MATERIAL PROVIDED:
----
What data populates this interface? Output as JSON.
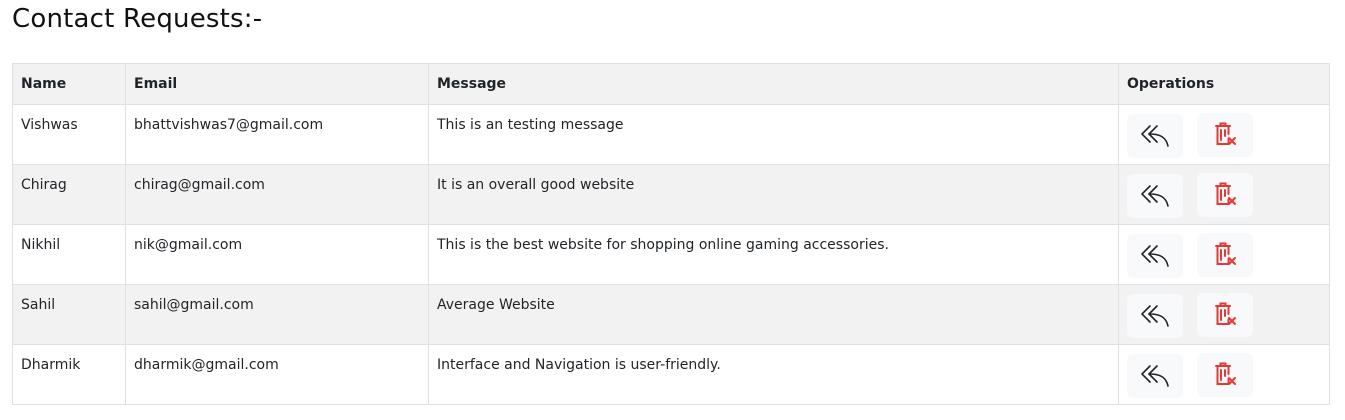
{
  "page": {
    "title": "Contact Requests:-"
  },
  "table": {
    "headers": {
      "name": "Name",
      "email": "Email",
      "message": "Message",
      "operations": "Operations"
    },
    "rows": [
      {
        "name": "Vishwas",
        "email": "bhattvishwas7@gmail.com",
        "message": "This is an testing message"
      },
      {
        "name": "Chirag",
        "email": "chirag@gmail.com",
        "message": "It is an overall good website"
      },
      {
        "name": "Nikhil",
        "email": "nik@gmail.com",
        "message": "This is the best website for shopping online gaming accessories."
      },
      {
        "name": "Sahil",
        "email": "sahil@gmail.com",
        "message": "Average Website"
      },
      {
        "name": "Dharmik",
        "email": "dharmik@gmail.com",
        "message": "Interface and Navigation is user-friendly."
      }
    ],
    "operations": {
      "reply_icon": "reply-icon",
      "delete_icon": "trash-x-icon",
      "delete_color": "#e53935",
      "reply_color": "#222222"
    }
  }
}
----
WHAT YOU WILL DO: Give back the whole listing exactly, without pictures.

WRITTEN RESPONSE:
What data populates this interface? Output as JSON.
{
  "page": {
    "title": "Contact Requests:-"
  },
  "table": {
    "headers": {
      "name": "Name",
      "email": "Email",
      "message": "Message",
      "operations": "Operations"
    },
    "rows": [
      {
        "name": "Vishwas",
        "email": "bhattvishwas7@gmail.com",
        "message": "This is an testing message"
      },
      {
        "name": "Chirag",
        "email": "chirag@gmail.com",
        "message": "It is an overall good website"
      },
      {
        "name": "Nikhil",
        "email": "nik@gmail.com",
        "message": "This is the best website for shopping online gaming accessories."
      },
      {
        "name": "Sahil",
        "email": "sahil@gmail.com",
        "message": "Average Website"
      },
      {
        "name": "Dharmik",
        "email": "dharmik@gmail.com",
        "message": "Interface and Navigation is user-friendly."
      }
    ],
    "operations": {
      "reply_icon": "reply-icon",
      "delete_icon": "trash-x-icon",
      "delete_color": "#e53935",
      "reply_color": "#222222"
    }
  }
}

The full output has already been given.